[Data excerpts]
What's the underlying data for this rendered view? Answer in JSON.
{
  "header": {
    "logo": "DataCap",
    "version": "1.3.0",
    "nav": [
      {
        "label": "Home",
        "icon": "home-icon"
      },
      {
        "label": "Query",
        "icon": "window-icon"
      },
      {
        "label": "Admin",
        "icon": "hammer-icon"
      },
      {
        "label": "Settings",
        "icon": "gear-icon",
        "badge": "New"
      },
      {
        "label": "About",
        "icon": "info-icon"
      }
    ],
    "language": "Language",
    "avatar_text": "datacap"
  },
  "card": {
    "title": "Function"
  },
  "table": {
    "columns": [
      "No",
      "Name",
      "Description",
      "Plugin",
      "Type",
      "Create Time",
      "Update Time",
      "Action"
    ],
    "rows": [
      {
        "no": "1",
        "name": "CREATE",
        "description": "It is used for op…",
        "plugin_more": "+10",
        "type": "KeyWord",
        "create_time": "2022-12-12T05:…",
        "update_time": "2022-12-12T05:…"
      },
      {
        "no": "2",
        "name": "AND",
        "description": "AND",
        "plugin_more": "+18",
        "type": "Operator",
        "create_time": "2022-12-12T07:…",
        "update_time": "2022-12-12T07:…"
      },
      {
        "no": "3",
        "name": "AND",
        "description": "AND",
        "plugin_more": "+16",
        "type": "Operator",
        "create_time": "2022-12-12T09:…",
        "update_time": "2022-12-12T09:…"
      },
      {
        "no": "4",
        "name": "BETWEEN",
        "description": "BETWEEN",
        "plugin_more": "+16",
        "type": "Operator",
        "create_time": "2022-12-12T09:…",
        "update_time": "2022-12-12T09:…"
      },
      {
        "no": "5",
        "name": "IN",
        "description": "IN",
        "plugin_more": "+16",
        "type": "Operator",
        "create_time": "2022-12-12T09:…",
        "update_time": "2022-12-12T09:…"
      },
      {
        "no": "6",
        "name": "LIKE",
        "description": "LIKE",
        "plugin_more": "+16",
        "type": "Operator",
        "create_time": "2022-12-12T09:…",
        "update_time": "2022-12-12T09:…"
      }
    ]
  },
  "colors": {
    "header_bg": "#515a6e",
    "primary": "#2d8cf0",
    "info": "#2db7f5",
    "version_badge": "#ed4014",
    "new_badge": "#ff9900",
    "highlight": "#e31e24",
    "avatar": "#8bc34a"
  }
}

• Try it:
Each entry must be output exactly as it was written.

• Exercise result:
What's the underlying data for this rendered view? Answer in JSON.
{
  "header": {
    "logo": "DataCap",
    "version": "1.3.0",
    "nav": [
      {
        "label": "Home",
        "icon": "home-icon"
      },
      {
        "label": "Query",
        "icon": "window-icon"
      },
      {
        "label": "Admin",
        "icon": "hammer-icon"
      },
      {
        "label": "Settings",
        "icon": "gear-icon",
        "badge": "New"
      },
      {
        "label": "About",
        "icon": "info-icon"
      }
    ],
    "language": "Language",
    "avatar_text": "datacap"
  },
  "card": {
    "title": "Function"
  },
  "table": {
    "columns": [
      "No",
      "Name",
      "Description",
      "Plugin",
      "Type",
      "Create Time",
      "Update Time",
      "Action"
    ],
    "rows": [
      {
        "no": "1",
        "name": "CREATE",
        "description": "It is used for op…",
        "plugin_more": "+10",
        "type": "KeyWord",
        "create_time": "2022-12-12T05:…",
        "update_time": "2022-12-12T05:…"
      },
      {
        "no": "2",
        "name": "AND",
        "description": "AND",
        "plugin_more": "+18",
        "type": "Operator",
        "create_time": "2022-12-12T07:…",
        "update_time": "2022-12-12T07:…"
      },
      {
        "no": "3",
        "name": "AND",
        "description": "AND",
        "plugin_more": "+16",
        "type": "Operator",
        "create_time": "2022-12-12T09:…",
        "update_time": "2022-12-12T09:…"
      },
      {
        "no": "4",
        "name": "BETWEEN",
        "description": "BETWEEN",
        "plugin_more": "+16",
        "type": "Operator",
        "create_time": "2022-12-12T09:…",
        "update_time": "2022-12-12T09:…"
      },
      {
        "no": "5",
        "name": "IN",
        "description": "IN",
        "plugin_more": "+16",
        "type": "Operator",
        "create_time": "2022-12-12T09:…",
        "update_time": "2022-12-12T09:…"
      },
      {
        "no": "6",
        "name": "LIKE",
        "description": "LIKE",
        "plugin_more": "+16",
        "type": "Operator",
        "create_time": "2022-12-12T09:…",
        "update_time": "2022-12-12T09:…"
      }
    ]
  },
  "colors": {
    "header_bg": "#515a6e",
    "primary": "#2d8cf0",
    "info": "#2db7f5",
    "version_badge": "#ed4014",
    "new_badge": "#ff9900",
    "highlight": "#e31e24",
    "avatar": "#8bc34a"
  }
}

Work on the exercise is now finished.